▶ **Task description**
Please reproduce the records below exactly, omitting any pictures they contain.

** Opening Source material block **

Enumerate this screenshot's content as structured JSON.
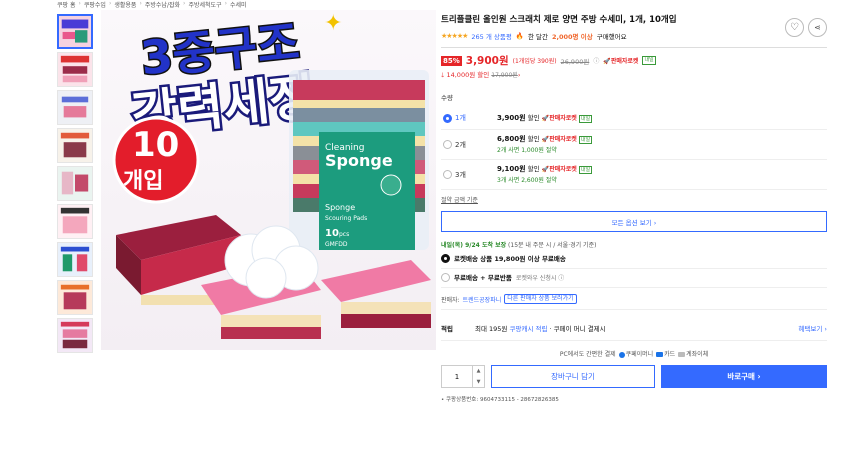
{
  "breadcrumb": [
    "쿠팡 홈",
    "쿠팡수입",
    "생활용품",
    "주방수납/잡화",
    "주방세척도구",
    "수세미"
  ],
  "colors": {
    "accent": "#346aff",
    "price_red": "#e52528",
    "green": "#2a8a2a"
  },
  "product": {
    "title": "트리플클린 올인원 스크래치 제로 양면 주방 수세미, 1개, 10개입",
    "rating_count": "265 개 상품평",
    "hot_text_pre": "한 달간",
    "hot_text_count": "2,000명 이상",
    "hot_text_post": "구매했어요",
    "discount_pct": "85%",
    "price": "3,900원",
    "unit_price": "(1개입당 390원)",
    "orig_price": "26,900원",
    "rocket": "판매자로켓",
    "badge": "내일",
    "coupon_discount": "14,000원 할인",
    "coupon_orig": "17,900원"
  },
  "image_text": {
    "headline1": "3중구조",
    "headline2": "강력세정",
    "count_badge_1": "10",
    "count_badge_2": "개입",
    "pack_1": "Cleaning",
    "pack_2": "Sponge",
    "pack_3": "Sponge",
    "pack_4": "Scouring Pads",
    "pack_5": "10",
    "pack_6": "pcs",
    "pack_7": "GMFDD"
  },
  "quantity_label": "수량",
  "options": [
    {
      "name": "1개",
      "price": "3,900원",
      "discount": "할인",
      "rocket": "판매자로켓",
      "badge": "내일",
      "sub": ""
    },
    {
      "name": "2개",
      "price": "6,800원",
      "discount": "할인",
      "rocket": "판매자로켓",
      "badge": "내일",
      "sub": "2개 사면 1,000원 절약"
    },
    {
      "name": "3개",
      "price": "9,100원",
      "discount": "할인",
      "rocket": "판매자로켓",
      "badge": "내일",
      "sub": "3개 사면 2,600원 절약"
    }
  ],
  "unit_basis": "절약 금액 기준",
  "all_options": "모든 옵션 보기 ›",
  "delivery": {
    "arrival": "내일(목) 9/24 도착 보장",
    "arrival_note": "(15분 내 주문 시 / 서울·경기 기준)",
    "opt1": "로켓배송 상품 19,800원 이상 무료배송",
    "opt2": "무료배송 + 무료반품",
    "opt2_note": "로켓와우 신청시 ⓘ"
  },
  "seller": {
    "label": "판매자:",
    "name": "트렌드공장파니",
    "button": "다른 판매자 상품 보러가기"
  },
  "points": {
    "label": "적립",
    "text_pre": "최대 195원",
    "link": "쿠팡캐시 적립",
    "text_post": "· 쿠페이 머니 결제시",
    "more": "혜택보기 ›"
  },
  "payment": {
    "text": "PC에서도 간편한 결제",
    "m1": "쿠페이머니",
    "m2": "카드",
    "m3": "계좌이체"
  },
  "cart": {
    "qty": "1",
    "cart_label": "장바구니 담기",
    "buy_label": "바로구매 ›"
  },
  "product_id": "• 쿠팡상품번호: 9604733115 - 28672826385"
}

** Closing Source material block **

▶ **Problem solution**
Enumerate this screenshot's content as structured JSON.
{
  "breadcrumb": [
    "쿠팡 홈",
    "쿠팡수입",
    "생활용품",
    "주방수납/잡화",
    "주방세척도구",
    "수세미"
  ],
  "colors": {
    "accent": "#346aff",
    "price_red": "#e52528",
    "green": "#2a8a2a"
  },
  "product": {
    "title": "트리플클린 올인원 스크래치 제로 양면 주방 수세미, 1개, 10개입",
    "rating_count": "265 개 상품평",
    "hot_text_pre": "한 달간",
    "hot_text_count": "2,000명 이상",
    "hot_text_post": "구매했어요",
    "discount_pct": "85%",
    "price": "3,900원",
    "unit_price": "(1개입당 390원)",
    "orig_price": "26,900원",
    "rocket": "판매자로켓",
    "badge": "내일",
    "coupon_discount": "14,000원 할인",
    "coupon_orig": "17,900원"
  },
  "image_text": {
    "headline1": "3중구조",
    "headline2": "강력세정",
    "count_badge_1": "10",
    "count_badge_2": "개입",
    "pack_1": "Cleaning",
    "pack_2": "Sponge",
    "pack_3": "Sponge",
    "pack_4": "Scouring Pads",
    "pack_5": "10",
    "pack_6": "pcs",
    "pack_7": "GMFDD"
  },
  "quantity_label": "수량",
  "options": [
    {
      "name": "1개",
      "price": "3,900원",
      "discount": "할인",
      "rocket": "판매자로켓",
      "badge": "내일",
      "sub": ""
    },
    {
      "name": "2개",
      "price": "6,800원",
      "discount": "할인",
      "rocket": "판매자로켓",
      "badge": "내일",
      "sub": "2개 사면 1,000원 절약"
    },
    {
      "name": "3개",
      "price": "9,100원",
      "discount": "할인",
      "rocket": "판매자로켓",
      "badge": "내일",
      "sub": "3개 사면 2,600원 절약"
    }
  ],
  "unit_basis": "절약 금액 기준",
  "all_options": "모든 옵션 보기 ›",
  "delivery": {
    "arrival": "내일(목) 9/24 도착 보장",
    "arrival_note": "(15분 내 주문 시 / 서울·경기 기준)",
    "opt1": "로켓배송 상품 19,800원 이상 무료배송",
    "opt2": "무료배송 + 무료반품",
    "opt2_note": "로켓와우 신청시 ⓘ"
  },
  "seller": {
    "label": "판매자:",
    "name": "트렌드공장파니",
    "button": "다른 판매자 상품 보러가기"
  },
  "points": {
    "label": "적립",
    "text_pre": "최대 195원",
    "link": "쿠팡캐시 적립",
    "text_post": "· 쿠페이 머니 결제시",
    "more": "혜택보기 ›"
  },
  "payment": {
    "text": "PC에서도 간편한 결제",
    "m1": "쿠페이머니",
    "m2": "카드",
    "m3": "계좌이체"
  },
  "cart": {
    "qty": "1",
    "cart_label": "장바구니 담기",
    "buy_label": "바로구매 ›"
  },
  "product_id": "• 쿠팡상품번호: 9604733115 - 28672826385"
}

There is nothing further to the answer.